The genetic engineering of farm animals raises all manner of vexing questions. And as gene tinkering applies to poultry, it even offers a reprise of the classic chicken-and-egg conundrum. To wit: Which came first, the chimera or the clone?

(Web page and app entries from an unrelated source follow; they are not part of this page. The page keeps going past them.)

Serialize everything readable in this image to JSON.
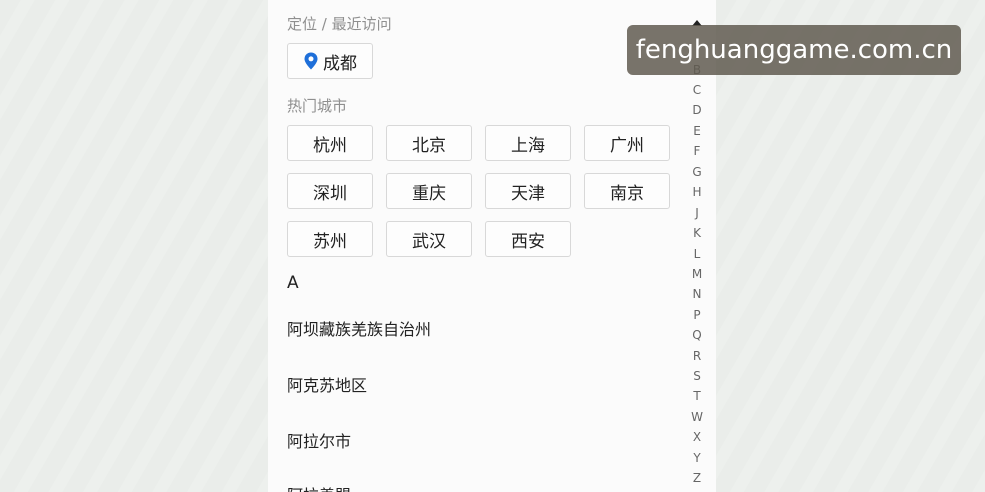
{
  "location": {
    "section_title": "定位 / 最近访问",
    "current_city": "成都"
  },
  "hot_cities": {
    "section_title": "热门城市",
    "items": [
      "杭州",
      "北京",
      "上海",
      "广州",
      "深圳",
      "重庆",
      "天津",
      "南京",
      "苏州",
      "武汉",
      "西安"
    ]
  },
  "city_list": {
    "groups": [
      {
        "letter": "A",
        "cities": [
          "阿坝藏族羌族自治州",
          "阿克苏地区",
          "阿拉尔市",
          "阿拉善盟"
        ]
      }
    ]
  },
  "index_bar": {
    "letters": [
      "B",
      "C",
      "D",
      "E",
      "F",
      "G",
      "H",
      "J",
      "K",
      "L",
      "M",
      "N",
      "P",
      "Q",
      "R",
      "S",
      "T",
      "W",
      "X",
      "Y",
      "Z"
    ]
  },
  "watermark": {
    "text": "fenghuanggame.com.cn"
  },
  "colors": {
    "pin": "#1e6fd9",
    "panel_bg": "#fbfbfb",
    "outer_bg": "#ecefec"
  }
}
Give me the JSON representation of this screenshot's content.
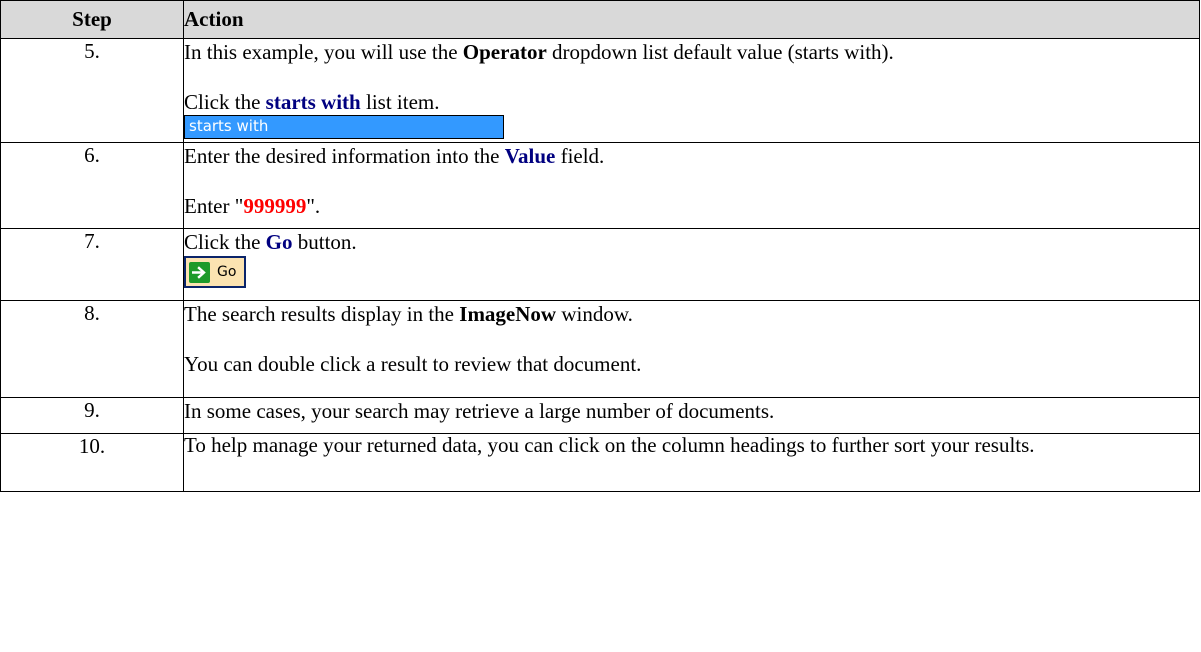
{
  "header": {
    "step": "Step",
    "action": "Action"
  },
  "rows": [
    {
      "step": "5.",
      "line1_pre": "In this example, you will use the ",
      "line1_bold": "Operator",
      "line1_post": " dropdown list default value (starts with).",
      "line2_pre": "Click the ",
      "line2_blue": "starts with",
      "line2_post": " list item.",
      "image_text": "starts with"
    },
    {
      "step": "6.",
      "line1_pre": "Enter the desired information into the ",
      "line1_blue": "Value",
      "line1_post": " field.",
      "line2_pre": "Enter \"",
      "line2_red": "999999",
      "line2_post": "\"."
    },
    {
      "step": "7.",
      "line1_pre": "Click the ",
      "line1_blue": "Go",
      "line1_post": " button.",
      "button_label": "Go"
    },
    {
      "step": "8.",
      "line1_pre": "The search results display in the ",
      "line1_bold": "ImageNow",
      "line1_post": " window.",
      "line2": "You can double click a result to review that document."
    },
    {
      "step": "9.",
      "line1": "In some cases, your search may retrieve a large number of documents."
    },
    {
      "step": "10.",
      "line1": "To help manage your returned data, you can  click on the column headings to further sort your results."
    }
  ],
  "colors": {
    "header_bg": "#d9d9d9",
    "highlight_blue": "#000080",
    "value_red": "#ff0000",
    "selection_blue": "#3399ff",
    "go_icon_green": "#1d9a2a"
  },
  "icons": {
    "go_button_icon": "arrow-right-icon"
  }
}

The answer lies with two biotech firms, California-based Origen Therapeutics and Embrex of North Carolina, that are fine-tuning a process to mass-produce genetically uniform chickens—an effort boosted last July by a $4.7-million federal research grant from the National Institute of Science and Technology. "This is not cloning, per se," says Joan Kureczka, spokeswoman for Origen, "but it is a way to produce, on a large scale, the ideal bird." By injecting embryonic stem cells cultivated from a grade-A chicken into dozens, thousands, or even millions of newly laid eggs, Origen and Embrex hope to suppress the eggs' natural genetic makeup and create "chimeras"—chicks that are near carbon copies, genetically speaking. (The companies may have also produced a few identical matches, or true clones.) Such uniformity is a tantalizing prospect for a poultry industry eager to streamline production: The engineered fowl would mature at the same rate, require the same amount of feed, and taste exactly the same. The technology is still a few years, and a number of regulatory hoops, away from market. But don't be surprised if KFC one day becomes an acronym for Kentucky Fried Chimera.